So This Is How It Ends: A Writer In Grandmother’s Footsteps

In a nice piece of symmetry Kathleen MacMahon’s novel, So This Is How It Ends, recently signed by Little Brown (UK) and Grand Central (US),  will be published in 2012, the centenary of the birth of Mary Lavin, the author’s grandmother.

‘My memory of  grandmother as a writer,’ Kathleen MacMahon said, ‘is of her in bed with a wooden tray writing, with endless pots of tea. That must have lodged in my brain at some point as being quite a nice job.’

So This Is How It Ends is a love story about a man who crosses the Atlantic to Ireland, as the Celtic Tiger collapses, and falls in love with a distant cousin. It is 90 years since the nine-year old Mary Lavin left the place of her birth in East Walpole, outside Boston,  and sailed the Atlantic to Ireland on the SS Winefriedian with her mother. Mary Lavin’s transition from America to Athenry, her mother’s birth-place, is wonderfully captured in her short story ‘Lemonade’.

I visited East Walpole last summer, travelling along Boston’s Washington Street that seemed to go on forever. I walked in the Francis William Bird Park, where Mary Lavin played as a child when her father was employed on the Bird estate.
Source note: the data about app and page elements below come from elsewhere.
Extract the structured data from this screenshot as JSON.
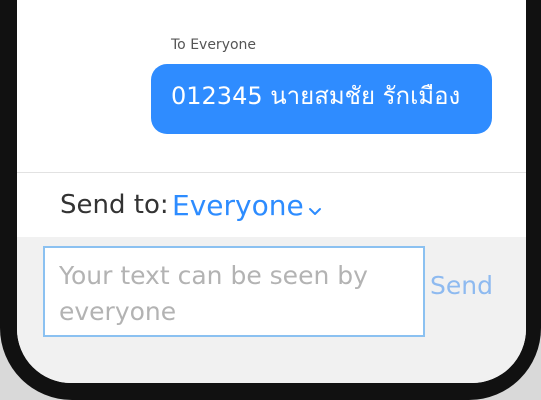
{
  "chat": {
    "audience_label": "To Everyone",
    "message_text": "012345 นายสมชัย รักเมือง"
  },
  "recipient_bar": {
    "label": "Send to:",
    "selected_value": "Everyone"
  },
  "composer": {
    "placeholder": "Your text can be seen by everyone",
    "send_label": "Send"
  },
  "icons": {
    "dropdown": "chevron-down-icon"
  },
  "colors": {
    "accent": "#2d8cff",
    "bubble": "#2f8cff",
    "input_border": "#8bc1f1",
    "placeholder": "#b3b3b3",
    "send_disabled": "#8ebaf0"
  }
}
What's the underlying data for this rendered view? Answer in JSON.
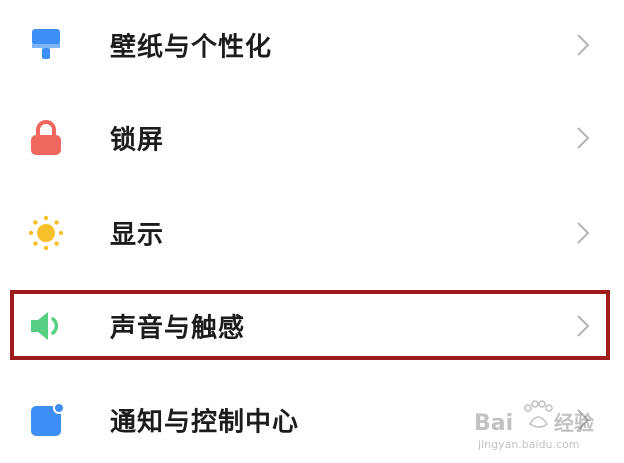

Mary Lavin would, I imagine, have been thrilled by the writing success of her grand-daughter. The publication of So This Is How It Ends will be an appropriate event to mark the centenary of Kathleen MacMahon’s grandmother’s birth.